*** Source information

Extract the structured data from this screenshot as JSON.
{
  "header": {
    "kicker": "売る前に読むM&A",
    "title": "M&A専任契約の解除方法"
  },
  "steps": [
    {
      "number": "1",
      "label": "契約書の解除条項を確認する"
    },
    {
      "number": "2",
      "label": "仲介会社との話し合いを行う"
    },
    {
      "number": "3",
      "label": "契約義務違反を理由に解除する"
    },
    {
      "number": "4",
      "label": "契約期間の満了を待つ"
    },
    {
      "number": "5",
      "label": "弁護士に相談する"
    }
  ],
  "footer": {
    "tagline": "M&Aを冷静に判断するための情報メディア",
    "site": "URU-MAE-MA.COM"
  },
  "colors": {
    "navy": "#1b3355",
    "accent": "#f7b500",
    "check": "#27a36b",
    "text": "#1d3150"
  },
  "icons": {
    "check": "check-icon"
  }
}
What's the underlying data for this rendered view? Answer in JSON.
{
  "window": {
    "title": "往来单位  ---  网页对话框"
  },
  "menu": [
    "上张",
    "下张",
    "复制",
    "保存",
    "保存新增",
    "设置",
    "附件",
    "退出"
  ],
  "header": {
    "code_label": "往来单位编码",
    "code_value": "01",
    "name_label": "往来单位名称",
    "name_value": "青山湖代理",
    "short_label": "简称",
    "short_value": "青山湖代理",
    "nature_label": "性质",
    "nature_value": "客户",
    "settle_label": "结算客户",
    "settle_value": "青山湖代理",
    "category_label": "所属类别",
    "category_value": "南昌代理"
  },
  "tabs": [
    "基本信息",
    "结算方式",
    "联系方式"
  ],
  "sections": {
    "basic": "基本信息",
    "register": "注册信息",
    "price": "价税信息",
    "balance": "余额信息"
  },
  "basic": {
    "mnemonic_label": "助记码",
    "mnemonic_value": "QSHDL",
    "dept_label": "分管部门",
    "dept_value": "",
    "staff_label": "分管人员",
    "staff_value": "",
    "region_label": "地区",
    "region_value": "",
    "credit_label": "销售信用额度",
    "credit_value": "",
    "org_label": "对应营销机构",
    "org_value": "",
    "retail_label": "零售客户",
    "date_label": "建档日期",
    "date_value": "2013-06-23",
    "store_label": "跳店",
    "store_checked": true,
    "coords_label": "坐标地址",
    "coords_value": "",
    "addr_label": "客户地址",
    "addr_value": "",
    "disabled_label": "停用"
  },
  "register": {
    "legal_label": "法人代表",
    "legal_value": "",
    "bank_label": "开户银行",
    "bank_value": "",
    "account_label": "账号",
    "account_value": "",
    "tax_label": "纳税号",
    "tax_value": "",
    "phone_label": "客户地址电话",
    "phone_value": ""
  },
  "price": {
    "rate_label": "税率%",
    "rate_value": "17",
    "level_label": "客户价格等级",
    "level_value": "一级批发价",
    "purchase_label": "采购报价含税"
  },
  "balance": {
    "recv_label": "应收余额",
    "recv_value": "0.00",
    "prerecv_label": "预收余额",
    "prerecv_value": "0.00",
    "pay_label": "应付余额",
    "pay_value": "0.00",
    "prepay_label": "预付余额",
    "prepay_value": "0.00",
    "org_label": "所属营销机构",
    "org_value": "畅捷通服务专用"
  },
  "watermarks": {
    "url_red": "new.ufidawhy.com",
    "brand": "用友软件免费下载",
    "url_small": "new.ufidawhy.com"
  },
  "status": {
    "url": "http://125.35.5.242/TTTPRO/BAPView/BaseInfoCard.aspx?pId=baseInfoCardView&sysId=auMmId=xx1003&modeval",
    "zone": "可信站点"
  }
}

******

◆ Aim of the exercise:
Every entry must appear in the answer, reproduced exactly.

◆ Solution to the problem:
Extract the structured data from this screenshot as JSON.
{
  "header": {
    "kicker": "売る前に読むM&A",
    "title": "M&A専任契約の解除方法"
  },
  "steps": [
    {
      "number": "1",
      "label": "契約書の解除条項を確認する"
    },
    {
      "number": "2",
      "label": "仲介会社との話し合いを行う"
    },
    {
      "number": "3",
      "label": "契約義務違反を理由に解除する"
    },
    {
      "number": "4",
      "label": "契約期間の満了を待つ"
    },
    {
      "number": "5",
      "label": "弁護士に相談する"
    }
  ],
  "footer": {
    "tagline": "M&Aを冷静に判断するための情報メディア",
    "site": "URU-MAE-MA.COM"
  },
  "colors": {
    "navy": "#1b3355",
    "accent": "#f7b500",
    "check": "#27a36b",
    "text": "#1d3150"
  },
  "icons": {
    "check": "check-icon"
  }
}
What's the underlying data for this rendered view? Answer in JSON.
{
  "window": {
    "title": "往来单位  ---  网页对话框"
  },
  "menu": [
    "上张",
    "下张",
    "复制",
    "保存",
    "保存新增",
    "设置",
    "附件",
    "退出"
  ],
  "header": {
    "code_label": "往来单位编码",
    "code_value": "01",
    "name_label": "往来单位名称",
    "name_value": "青山湖代理",
    "short_label": "简称",
    "short_value": "青山湖代理",
    "nature_label": "性质",
    "nature_value": "客户",
    "settle_label": "结算客户",
    "settle_value": "青山湖代理",
    "category_label": "所属类别",
    "category_value": "南昌代理"
  },
  "tabs": [
    "基本信息",
    "结算方式",
    "联系方式"
  ],
  "sections": {
    "basic": "基本信息",
    "register": "注册信息",
    "price": "价税信息",
    "balance": "余额信息"
  },
  "basic": {
    "mnemonic_label": "助记码",
    "mnemonic_value": "QSHDL",
    "dept_label": "分管部门",
    "dept_value": "",
    "staff_label": "分管人员",
    "staff_value": "",
    "region_label": "地区",
    "region_value": "",
    "credit_label": "销售信用额度",
    "credit_value": "",
    "org_label": "对应营销机构",
    "org_value": "",
    "retail_label": "零售客户",
    "date_label": "建档日期",
    "date_value": "2013-06-23",
    "store_label": "跳店",
    "store_checked": true,
    "coords_label": "坐标地址",
    "coords_value": "",
    "addr_label": "客户地址",
    "addr_value": "",
    "disabled_label": "停用"
  },
  "register": {
    "legal_label": "法人代表",
    "legal_value": "",
    "bank_label": "开户银行",
    "bank_value": "",
    "account_label": "账号",
    "account_value": "",
    "tax_label": "纳税号",
    "tax_value": "",
    "phone_label": "客户地址电话",
    "phone_value": ""
  },
  "price": {
    "rate_label": "税率%",
    "rate_value": "17",
    "level_label": "客户价格等级",
    "level_value": "一级批发价",
    "purchase_label": "采购报价含税"
  },
  "balance": {
    "recv_label": "应收余额",
    "recv_value": "0.00",
    "prerecv_label": "预收余额",
    "prerecv_value": "0.00",
    "pay_label": "应付余额",
    "pay_value": "0.00",
    "prepay_label": "预付余额",
    "prepay_value": "0.00",
    "org_label": "所属营销机构",
    "org_value": "畅捷通服务专用"
  },
  "watermarks": {
    "url_red": "new.ufidawhy.com",
    "brand": "用友软件免费下载",
    "url_small": "new.ufidawhy.com"
  },
  "status": {
    "url": "http://125.35.5.242/TTTPRO/BAPView/BaseInfoCard.aspx?pId=baseInfoCardView&sysId=auMmId=xx1003&modeval",
    "zone": "可信站点"
  }
}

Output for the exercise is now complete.